Numerous technologies have been developed over the years for implantable devices that can be used for brain stimulation. The current solutions, however, are based on implanting electrodes that target a large area of the brain. The field of optogenetics, which was recently introduced, proposes to improve the accuracy of stimulation by genetically engineering neurons that are sensitive to light at a specific wavelength. While wireless optogenetic solutions have been developed, they are not practical enough to be embedded into the brain long-term. The focus of this presentation is to present the Wireless Optogenetics Nano Device (WiOptND), which is a micrometer scale device constructed from nano-scale components. The miniaturization of the device to the micrometer scale will enable it to be implanted into various parts of the brain, and to stimulate small population of neurons. The seminar will first cover the types of nano-scale components required to construct the WiOptND device, and how the properties of each components will provide new approaches for control signaling as well as wireless charging. The miniaturization of the WiOptND will also enable multiple devices to be placed in the brain, whereby a nanonetwork can be formed to target distributed stimulations. Variations of different charging protocols will also be presented to demonstrate how the coordinated charging process can enable the WiOptND nanonetworks to stimulate different neurons. A channel model that captures the peculiarities of light propagation in the neurons will also be presented, to analyze the light propagation behavior based on the photon transport through the nervous tissue. This includes analyzing the scattering light diffraction and diffusive reflection that results from the absorption of neural cell chromophores. Lastly, the seminar will touch on a number of applications as well as future directions for the wireless optogenetic nanonetworks.
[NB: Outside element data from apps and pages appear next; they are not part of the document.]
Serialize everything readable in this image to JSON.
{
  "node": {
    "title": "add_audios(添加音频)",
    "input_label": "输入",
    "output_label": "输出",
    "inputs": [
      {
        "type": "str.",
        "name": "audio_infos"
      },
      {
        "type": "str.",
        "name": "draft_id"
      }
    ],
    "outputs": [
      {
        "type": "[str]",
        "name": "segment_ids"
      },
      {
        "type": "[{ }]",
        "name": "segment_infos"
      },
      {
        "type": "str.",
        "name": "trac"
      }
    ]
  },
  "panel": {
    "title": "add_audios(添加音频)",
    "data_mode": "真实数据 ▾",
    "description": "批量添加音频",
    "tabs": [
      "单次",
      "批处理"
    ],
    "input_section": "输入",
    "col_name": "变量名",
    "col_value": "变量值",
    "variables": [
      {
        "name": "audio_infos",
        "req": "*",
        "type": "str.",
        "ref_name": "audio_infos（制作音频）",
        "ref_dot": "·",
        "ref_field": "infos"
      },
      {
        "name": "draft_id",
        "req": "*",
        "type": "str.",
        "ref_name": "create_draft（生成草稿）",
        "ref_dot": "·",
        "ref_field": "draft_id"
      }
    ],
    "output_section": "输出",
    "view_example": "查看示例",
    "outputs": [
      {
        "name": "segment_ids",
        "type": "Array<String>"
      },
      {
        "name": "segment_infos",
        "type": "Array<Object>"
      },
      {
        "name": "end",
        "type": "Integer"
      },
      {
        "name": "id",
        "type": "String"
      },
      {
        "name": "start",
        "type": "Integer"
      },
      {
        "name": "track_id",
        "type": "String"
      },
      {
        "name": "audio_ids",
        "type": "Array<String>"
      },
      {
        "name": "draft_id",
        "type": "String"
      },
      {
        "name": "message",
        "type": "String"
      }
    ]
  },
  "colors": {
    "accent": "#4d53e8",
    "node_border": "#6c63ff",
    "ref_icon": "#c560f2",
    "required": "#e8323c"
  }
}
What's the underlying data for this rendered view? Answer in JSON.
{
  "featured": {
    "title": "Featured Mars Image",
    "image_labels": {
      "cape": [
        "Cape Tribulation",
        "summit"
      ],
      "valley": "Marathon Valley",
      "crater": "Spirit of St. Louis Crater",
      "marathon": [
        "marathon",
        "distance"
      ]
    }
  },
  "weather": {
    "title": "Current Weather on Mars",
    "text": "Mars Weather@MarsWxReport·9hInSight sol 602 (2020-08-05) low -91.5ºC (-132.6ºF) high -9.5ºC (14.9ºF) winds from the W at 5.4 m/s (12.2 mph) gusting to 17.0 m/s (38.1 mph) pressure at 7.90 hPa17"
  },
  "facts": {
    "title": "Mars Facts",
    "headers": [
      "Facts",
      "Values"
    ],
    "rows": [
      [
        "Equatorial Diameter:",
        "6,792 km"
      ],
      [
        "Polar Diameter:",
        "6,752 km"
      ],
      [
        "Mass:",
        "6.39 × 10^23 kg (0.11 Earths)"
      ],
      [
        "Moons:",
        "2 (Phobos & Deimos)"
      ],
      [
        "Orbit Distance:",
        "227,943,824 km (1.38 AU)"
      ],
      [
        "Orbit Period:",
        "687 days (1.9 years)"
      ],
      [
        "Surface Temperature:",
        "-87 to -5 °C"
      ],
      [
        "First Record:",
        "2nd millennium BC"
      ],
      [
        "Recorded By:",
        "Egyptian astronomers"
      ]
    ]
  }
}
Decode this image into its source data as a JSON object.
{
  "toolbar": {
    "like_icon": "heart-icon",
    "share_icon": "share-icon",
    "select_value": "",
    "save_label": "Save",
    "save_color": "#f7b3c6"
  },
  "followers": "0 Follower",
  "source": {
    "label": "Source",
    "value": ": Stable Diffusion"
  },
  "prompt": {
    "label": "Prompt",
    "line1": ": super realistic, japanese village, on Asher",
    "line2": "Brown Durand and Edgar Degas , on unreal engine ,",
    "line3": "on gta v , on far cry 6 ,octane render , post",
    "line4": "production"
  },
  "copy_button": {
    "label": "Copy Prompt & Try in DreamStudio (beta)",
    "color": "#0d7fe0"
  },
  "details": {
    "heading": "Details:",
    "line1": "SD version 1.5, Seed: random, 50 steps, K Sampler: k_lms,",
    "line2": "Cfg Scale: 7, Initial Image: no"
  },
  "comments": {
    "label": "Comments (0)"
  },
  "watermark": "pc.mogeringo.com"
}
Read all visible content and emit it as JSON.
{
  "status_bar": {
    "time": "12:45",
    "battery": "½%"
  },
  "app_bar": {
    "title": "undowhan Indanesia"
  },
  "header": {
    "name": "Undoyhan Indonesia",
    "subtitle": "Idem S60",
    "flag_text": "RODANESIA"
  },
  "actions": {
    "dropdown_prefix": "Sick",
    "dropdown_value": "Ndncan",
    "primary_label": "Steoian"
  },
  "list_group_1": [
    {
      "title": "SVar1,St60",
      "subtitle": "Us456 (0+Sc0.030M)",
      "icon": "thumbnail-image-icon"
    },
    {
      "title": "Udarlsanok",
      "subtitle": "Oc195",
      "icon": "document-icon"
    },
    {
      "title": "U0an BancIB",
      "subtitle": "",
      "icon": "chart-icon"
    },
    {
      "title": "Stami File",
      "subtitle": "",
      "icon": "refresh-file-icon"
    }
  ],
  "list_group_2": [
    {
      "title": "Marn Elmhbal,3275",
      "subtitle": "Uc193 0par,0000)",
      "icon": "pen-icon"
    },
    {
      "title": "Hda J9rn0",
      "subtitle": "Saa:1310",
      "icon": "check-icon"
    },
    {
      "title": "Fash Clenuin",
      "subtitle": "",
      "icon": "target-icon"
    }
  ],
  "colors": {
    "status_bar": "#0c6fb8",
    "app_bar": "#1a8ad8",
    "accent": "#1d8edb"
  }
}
Sasitharan Balasubramaniam (Sasi) received his Bachelors of Engineering (Electrical and Electronic) and PhD degrees from the University of Queensland, Australia, in 1998 and 2005, respectively, and Masters of Engineering Science (Computer and Communication Engineering) degree in 1999 from the Queensland University of Technology, Australia. After completion of his PhD, Sasi joined the Telecommunication Software & Systems Group (TSSG), Waterford Institute of Technology, Ireland where his research focused on bio-inspired communication networks. In 2009, he successfully received the Science Foundation Ireland Starter Investigator Research Grant, which allowed him to create a Bio-Inspired Research Unit. In 2013, Sasi joined the Department of Electronic and Communication Engineering, Tampere University of Technology, Finland, where in 2014 he received the Academy of Finland Research Fellow grant. As of 2017, Sasi is also the Acting Director of Research for the TSSG, and is the PI for the recently funded Science Foundation Ireland VistaMilk research centre. Sasi has published over 100 journal and conference papers, and actively participates in various conference committees. He was the TPC co-chair for ACM NanoCom 2014, and in 2015 he was the General co-chair. He is currently an editor for the IEEE Internet of Things journal, Elsevier Nano Communication Networks, as well as Elsevier Digital Communication Networks journals. His current research interests include molecular and nano communications as well as the Internet of Nano Things. Sasi is currently an IEEE Senior Member.